┏━━
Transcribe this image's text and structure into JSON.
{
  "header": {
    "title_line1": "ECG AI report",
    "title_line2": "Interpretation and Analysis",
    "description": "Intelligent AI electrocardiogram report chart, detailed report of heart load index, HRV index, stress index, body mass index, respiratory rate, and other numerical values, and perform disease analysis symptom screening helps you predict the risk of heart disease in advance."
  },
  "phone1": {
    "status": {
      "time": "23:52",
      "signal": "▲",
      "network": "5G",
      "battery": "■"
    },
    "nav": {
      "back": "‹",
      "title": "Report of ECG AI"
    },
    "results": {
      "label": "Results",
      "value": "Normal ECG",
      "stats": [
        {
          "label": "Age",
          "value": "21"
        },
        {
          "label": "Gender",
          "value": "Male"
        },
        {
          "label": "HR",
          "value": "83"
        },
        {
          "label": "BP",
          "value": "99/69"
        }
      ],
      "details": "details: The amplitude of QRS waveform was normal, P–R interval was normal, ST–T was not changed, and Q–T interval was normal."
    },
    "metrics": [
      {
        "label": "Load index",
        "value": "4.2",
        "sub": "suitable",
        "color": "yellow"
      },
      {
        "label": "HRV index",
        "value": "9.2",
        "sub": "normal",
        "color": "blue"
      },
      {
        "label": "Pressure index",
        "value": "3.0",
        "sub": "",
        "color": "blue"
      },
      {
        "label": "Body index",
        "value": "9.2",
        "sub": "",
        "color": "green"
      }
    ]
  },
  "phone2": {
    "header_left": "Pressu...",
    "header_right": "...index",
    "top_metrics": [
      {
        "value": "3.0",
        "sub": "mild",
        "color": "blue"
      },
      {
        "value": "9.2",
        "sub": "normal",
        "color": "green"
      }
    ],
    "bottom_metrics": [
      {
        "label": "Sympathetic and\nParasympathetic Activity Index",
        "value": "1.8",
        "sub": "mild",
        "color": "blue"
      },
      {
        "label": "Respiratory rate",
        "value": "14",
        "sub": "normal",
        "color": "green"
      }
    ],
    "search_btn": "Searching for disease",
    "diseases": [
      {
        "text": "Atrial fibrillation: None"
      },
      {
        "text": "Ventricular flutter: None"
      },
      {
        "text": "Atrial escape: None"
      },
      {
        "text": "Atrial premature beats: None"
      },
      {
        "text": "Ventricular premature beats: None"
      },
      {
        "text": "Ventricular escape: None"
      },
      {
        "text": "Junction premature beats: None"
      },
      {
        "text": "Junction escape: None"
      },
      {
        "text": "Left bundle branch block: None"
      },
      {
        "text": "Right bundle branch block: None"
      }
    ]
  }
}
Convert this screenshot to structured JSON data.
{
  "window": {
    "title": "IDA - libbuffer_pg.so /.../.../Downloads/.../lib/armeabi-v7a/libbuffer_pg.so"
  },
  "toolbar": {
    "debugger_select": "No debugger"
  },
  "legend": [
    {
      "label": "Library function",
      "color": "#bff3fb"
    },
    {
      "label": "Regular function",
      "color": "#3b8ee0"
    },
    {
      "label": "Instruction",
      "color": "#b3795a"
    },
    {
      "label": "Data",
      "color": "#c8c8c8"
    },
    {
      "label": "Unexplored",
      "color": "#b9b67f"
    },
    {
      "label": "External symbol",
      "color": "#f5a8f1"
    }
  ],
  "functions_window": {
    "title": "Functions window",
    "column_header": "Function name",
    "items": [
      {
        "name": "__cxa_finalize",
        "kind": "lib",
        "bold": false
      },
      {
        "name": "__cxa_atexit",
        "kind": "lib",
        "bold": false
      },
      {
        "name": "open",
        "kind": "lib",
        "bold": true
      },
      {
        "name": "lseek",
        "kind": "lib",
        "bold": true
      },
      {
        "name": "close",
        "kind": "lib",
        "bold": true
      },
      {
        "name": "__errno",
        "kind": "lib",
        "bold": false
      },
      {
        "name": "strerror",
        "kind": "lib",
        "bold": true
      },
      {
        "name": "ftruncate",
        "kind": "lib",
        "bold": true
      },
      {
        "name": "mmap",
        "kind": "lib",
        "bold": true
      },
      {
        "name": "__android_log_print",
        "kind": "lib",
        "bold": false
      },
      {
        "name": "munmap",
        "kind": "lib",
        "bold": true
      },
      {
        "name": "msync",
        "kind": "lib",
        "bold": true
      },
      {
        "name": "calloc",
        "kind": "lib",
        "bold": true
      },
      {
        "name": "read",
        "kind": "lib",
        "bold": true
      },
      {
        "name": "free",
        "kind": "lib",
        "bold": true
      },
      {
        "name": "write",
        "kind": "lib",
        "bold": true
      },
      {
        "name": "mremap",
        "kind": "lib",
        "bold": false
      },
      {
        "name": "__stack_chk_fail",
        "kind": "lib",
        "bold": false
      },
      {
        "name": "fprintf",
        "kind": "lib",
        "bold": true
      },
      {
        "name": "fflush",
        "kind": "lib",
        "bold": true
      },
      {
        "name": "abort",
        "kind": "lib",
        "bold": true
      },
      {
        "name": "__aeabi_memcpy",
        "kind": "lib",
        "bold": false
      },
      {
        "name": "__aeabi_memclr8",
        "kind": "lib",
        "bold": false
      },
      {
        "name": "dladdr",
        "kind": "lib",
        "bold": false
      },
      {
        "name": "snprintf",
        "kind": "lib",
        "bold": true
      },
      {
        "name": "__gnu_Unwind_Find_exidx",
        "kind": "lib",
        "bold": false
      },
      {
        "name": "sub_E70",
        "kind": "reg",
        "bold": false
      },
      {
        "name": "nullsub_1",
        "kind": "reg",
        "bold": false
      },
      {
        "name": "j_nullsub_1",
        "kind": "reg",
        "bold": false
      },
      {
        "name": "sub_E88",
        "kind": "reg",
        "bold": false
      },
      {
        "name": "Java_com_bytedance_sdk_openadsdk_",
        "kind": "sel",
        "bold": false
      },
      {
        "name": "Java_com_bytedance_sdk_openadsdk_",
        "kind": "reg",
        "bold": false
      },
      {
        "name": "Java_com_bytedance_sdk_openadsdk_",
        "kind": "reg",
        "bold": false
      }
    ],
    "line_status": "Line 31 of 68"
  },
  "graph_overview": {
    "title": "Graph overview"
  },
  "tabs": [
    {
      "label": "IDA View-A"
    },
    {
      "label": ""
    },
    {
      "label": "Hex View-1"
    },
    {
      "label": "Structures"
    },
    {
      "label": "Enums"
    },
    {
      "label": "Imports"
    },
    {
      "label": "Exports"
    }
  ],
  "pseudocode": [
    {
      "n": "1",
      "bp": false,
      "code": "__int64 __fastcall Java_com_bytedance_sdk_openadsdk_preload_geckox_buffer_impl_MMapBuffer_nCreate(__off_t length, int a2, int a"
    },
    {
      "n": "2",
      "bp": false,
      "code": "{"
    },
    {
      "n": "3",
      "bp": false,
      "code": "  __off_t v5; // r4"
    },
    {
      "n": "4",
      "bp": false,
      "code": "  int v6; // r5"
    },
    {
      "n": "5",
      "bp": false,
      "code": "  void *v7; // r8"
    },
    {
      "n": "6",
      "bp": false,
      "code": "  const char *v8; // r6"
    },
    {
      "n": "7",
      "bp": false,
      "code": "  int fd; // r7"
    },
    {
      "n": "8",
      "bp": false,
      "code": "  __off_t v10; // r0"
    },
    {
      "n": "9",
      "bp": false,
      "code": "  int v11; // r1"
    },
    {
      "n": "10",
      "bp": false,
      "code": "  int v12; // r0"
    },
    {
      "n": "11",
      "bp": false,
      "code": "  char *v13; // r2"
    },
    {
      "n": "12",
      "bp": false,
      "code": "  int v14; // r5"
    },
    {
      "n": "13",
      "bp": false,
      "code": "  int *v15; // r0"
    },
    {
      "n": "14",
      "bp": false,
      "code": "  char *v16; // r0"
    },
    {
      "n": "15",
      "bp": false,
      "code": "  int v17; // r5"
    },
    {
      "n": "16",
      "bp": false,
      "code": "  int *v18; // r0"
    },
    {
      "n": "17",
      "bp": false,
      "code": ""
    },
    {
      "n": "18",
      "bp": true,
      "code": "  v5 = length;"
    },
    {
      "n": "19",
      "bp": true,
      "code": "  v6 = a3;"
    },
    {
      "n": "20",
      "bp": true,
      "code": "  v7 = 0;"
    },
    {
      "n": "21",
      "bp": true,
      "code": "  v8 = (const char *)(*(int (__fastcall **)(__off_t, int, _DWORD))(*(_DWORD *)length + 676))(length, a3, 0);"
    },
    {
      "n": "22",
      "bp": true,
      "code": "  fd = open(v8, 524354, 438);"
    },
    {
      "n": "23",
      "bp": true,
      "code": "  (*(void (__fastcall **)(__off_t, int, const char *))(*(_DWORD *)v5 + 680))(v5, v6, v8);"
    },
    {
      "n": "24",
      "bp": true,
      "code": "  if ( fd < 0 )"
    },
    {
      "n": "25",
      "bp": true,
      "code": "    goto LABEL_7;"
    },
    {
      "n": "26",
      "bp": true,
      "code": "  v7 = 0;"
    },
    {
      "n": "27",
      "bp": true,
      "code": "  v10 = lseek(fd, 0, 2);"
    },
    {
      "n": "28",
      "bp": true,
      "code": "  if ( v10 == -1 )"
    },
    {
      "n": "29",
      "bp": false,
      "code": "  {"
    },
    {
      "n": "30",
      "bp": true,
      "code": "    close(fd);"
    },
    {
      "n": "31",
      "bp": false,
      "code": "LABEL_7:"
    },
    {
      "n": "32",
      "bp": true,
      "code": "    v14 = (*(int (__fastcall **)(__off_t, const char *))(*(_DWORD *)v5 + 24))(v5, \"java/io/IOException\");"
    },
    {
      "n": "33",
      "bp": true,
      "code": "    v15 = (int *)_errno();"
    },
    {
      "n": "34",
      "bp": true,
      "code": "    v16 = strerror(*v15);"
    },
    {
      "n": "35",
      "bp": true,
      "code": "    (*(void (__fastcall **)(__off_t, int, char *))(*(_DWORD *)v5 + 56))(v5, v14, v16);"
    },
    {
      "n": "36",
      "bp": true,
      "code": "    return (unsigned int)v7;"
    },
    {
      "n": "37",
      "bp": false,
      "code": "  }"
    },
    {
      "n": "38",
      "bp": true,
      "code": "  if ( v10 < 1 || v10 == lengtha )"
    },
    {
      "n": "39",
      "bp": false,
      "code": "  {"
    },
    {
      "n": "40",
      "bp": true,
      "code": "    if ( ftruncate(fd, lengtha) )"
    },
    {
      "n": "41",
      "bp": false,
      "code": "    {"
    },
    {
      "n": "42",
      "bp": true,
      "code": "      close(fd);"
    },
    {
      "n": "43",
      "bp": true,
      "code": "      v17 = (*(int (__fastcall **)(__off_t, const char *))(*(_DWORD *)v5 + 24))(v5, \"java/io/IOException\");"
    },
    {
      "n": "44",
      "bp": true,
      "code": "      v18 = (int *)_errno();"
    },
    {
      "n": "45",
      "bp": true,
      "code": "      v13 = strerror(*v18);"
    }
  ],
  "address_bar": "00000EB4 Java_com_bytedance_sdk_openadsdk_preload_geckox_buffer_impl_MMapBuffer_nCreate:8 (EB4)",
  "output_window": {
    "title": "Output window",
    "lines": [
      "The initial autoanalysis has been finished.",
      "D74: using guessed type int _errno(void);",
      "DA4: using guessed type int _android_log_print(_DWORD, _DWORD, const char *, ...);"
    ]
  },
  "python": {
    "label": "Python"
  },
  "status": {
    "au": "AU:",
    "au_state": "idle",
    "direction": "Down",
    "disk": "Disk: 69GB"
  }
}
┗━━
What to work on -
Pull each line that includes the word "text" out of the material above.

The answer -
Transcribe this image's text and structure into JSON.
        "text": "Atrial fibrillation: None"
        "text": "Ventricular flutter: None"
        "text": "Atrial escape: None"
        "text": "Atrial premature beats: None"
        "text": "Ventricular premature beats: None"
        "text": "Ventricular escape: None"
        "text": "Junction premature beats: None"
        "text": "Junction escape: None"
        "text": "Left bundle branch block: None"
        "text": "Right bundle branch block: None"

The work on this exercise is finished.